Unfortunately the hardest part about finding these deviations from the schema is that given the sheer size of the ToC files humans cannot easily verify their structure and instead we need to just try and parse them and see if we encounter any errors and then invest the time to debug and fix them.

ToC: What Happened to the Rails?!?

Which finally brings us to the payors who are nowhere near the rails. These payors tend to fall into one of two categories - either they do not post a CMS defined ToC at all, or their website blocks the automated downloading of files.

An example of a payor who took their own path and does not publish a monthly ToC would be Select Health who opted to just list out their MRFs in a public directory For these payors we create a “custom” index for them within our library and attached the listed MRFs to that “custom” index for that month so we are able to treat them within our system as if they had published one. It’s also possible to automate file gathering with a tool like Selenium headless browser; thankfully, the count of payers in this bucket are small enough we don’t yet need to.

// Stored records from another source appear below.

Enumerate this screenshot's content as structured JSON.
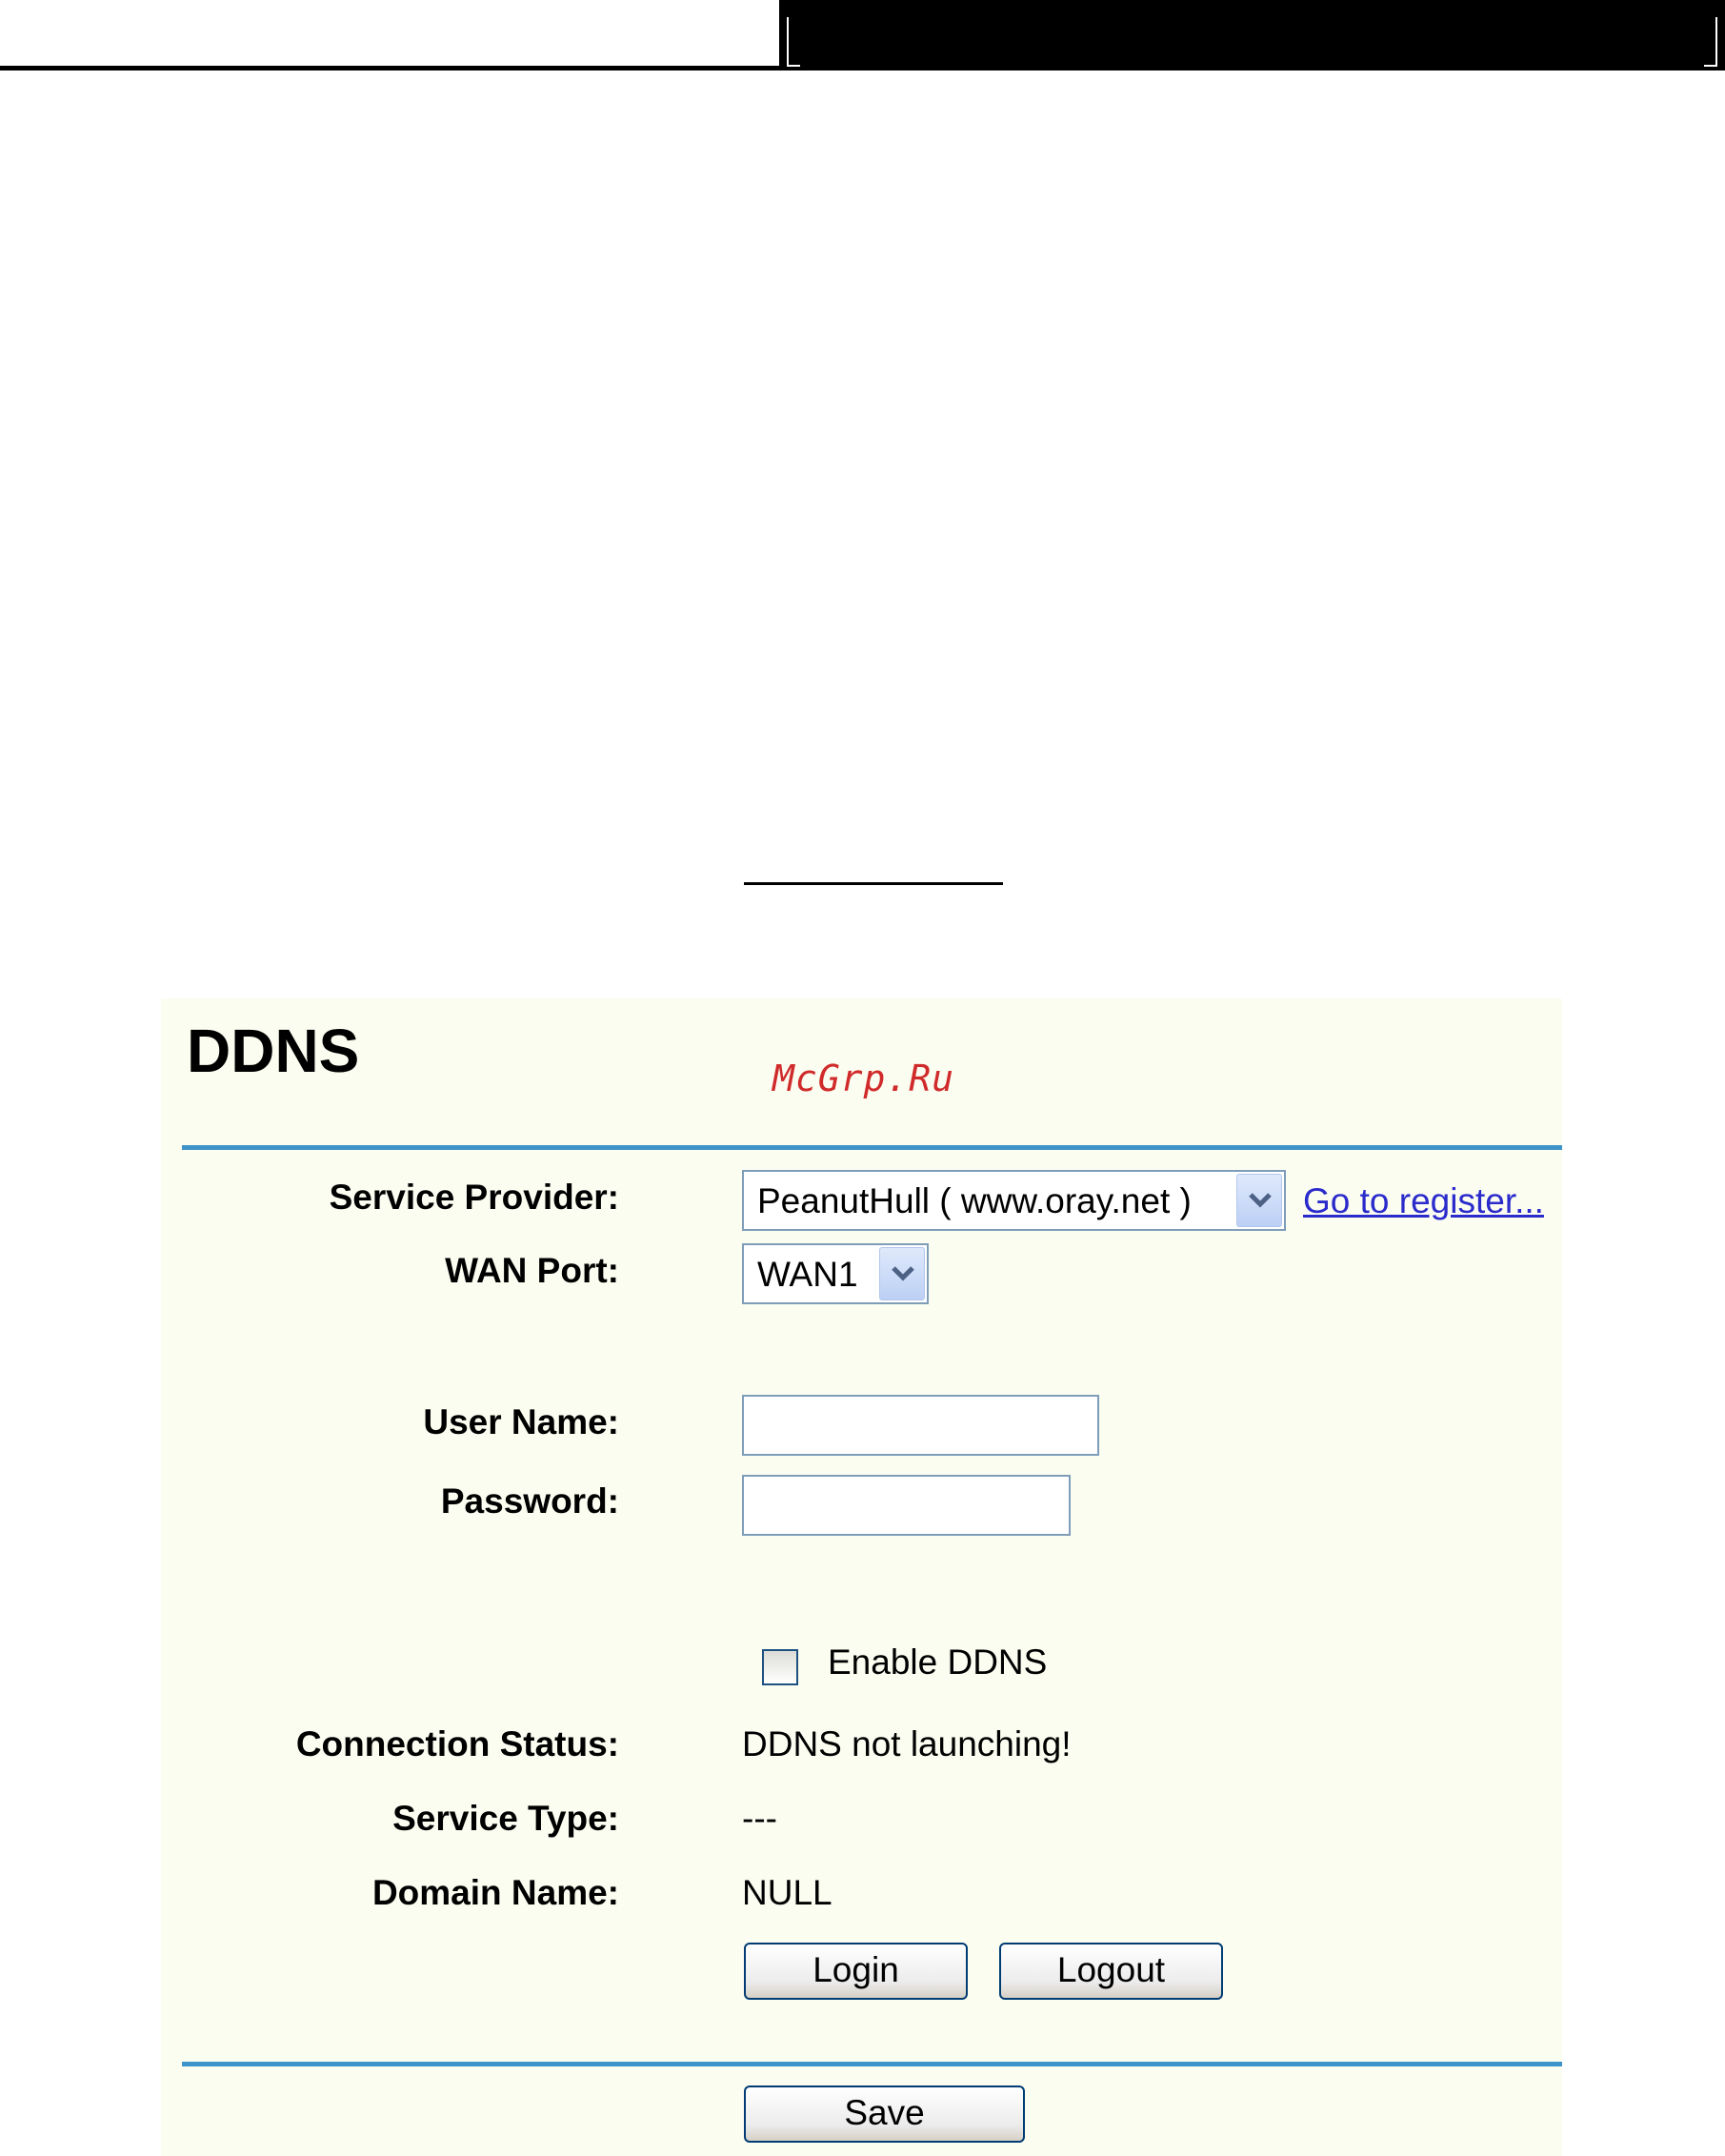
{
  "panel": {
    "title": "DDNS",
    "watermark": "McGrp.Ru"
  },
  "form": {
    "service_provider": {
      "label": "Service Provider:",
      "value": "PeanutHull ( www.oray.net )",
      "register_link": "Go to register..."
    },
    "wan_port": {
      "label": "WAN Port:",
      "value": "WAN1"
    },
    "user_name": {
      "label": "User Name:",
      "value": ""
    },
    "password": {
      "label": "Password:",
      "value": ""
    },
    "enable_ddns": {
      "label": "Enable DDNS",
      "checked": false
    },
    "connection_status": {
      "label": "Connection Status:",
      "value": "DDNS not launching!"
    },
    "service_type": {
      "label": "Service Type:",
      "value": "---"
    },
    "domain_name": {
      "label": "Domain Name:",
      "value": "NULL"
    }
  },
  "buttons": {
    "login": "Login",
    "logout": "Logout",
    "save": "Save"
  },
  "colors": {
    "panel_bg": "#fbfdf1",
    "rule": "#3e93c9",
    "link": "#2b2bcc",
    "watermark": "#d02a2a"
  }
}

Download blocking is a different story - while no one is supposed to block access to machines for the machine readable files, it happens a lot. Some of the download blocking is trivial to work around by adding a user-agent header - this will work for payors like BlueCross BlueShield of South Carolina; for others like Blue Cross Blue Shield of Minnesota we had to resort to proxying downloads and uploads through our ops team laptops in order to unblock ingestion.

Finally, for payors such as AmeriHealth Caritas, all requests return an HTTP 200 even when the files don’t exist which violates some basic web expectations. This creates an issue for automated extraction, since when you try to access a file such as not only do you get an HTTP 200 indicating the URL is valid but it returns HTML when the JSON type was specified: 

For this we had to implement custom logic to issue the request for a date, verify the returned contents are JSON, and if not continue onto the next possible date until all dates of the month are exhausted. 

ToC: Final Thoughts

It’s not all doom and gloom! With some engineering finesse as you can see, we’ve been able to automate the ingestion of these payor TOC files month over month with minimal human involvement for updating shims when needed.

In a follow on post I’ll tackle the issues we face in grouping MRFs together.